*** Opening GIVEN ENTRIES ***
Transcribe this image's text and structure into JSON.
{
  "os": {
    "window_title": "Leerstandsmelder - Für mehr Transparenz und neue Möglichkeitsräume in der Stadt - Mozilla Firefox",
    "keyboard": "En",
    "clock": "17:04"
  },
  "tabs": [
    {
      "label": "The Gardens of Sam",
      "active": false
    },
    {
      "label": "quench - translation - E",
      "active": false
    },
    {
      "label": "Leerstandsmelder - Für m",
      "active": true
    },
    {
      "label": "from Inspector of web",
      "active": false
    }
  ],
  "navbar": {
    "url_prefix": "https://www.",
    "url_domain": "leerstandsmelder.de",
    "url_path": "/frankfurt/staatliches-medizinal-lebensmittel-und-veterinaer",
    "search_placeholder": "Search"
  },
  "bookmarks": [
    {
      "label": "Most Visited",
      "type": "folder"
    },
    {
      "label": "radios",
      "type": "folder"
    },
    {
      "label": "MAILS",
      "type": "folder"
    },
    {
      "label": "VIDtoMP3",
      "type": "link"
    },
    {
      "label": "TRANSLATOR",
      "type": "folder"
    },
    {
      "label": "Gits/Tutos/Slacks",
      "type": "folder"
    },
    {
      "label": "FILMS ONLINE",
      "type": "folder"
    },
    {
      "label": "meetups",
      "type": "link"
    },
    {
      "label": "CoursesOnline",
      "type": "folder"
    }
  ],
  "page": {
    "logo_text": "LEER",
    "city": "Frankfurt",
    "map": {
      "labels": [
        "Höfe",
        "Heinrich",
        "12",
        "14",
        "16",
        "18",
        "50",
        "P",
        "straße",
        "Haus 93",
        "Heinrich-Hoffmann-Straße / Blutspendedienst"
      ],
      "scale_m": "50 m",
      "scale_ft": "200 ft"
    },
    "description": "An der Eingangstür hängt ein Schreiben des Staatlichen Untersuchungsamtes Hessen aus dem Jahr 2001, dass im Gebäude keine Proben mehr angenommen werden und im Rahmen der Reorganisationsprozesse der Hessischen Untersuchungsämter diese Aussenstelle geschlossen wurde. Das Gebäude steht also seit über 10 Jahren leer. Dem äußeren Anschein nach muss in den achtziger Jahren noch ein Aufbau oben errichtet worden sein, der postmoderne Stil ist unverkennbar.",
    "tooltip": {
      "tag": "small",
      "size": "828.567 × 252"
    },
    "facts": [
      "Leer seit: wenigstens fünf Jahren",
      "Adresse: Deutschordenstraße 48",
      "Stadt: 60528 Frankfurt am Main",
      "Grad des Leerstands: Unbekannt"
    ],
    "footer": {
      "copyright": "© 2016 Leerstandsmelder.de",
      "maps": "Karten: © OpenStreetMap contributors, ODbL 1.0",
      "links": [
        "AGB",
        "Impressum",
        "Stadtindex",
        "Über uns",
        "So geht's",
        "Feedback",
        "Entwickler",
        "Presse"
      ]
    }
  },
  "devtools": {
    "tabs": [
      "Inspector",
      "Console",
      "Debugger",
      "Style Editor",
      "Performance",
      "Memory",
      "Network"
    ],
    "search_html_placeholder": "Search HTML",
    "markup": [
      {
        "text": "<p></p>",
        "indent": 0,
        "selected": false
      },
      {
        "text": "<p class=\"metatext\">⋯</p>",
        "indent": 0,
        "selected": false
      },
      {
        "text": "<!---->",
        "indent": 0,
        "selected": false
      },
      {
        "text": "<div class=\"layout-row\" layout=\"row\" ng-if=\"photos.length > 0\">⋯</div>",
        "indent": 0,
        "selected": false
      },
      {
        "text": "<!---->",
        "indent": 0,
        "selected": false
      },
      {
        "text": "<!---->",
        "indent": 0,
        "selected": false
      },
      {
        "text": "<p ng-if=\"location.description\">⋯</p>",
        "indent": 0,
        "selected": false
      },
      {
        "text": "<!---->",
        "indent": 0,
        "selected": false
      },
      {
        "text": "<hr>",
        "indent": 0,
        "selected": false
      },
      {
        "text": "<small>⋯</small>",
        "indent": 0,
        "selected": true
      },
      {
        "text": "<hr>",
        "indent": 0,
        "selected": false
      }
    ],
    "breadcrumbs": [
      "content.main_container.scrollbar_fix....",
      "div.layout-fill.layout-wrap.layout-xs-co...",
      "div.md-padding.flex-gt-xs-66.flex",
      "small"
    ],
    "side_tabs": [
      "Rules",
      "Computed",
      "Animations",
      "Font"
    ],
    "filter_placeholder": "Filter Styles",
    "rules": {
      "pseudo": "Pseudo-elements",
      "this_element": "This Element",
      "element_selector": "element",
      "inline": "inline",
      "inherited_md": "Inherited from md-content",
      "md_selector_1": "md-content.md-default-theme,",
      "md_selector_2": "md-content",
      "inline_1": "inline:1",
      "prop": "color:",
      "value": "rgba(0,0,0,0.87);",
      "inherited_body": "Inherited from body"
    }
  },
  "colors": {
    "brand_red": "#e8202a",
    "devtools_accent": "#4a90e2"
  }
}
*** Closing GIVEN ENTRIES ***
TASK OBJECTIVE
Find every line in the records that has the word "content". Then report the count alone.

ANSWER FOR THIS EXERCISE
4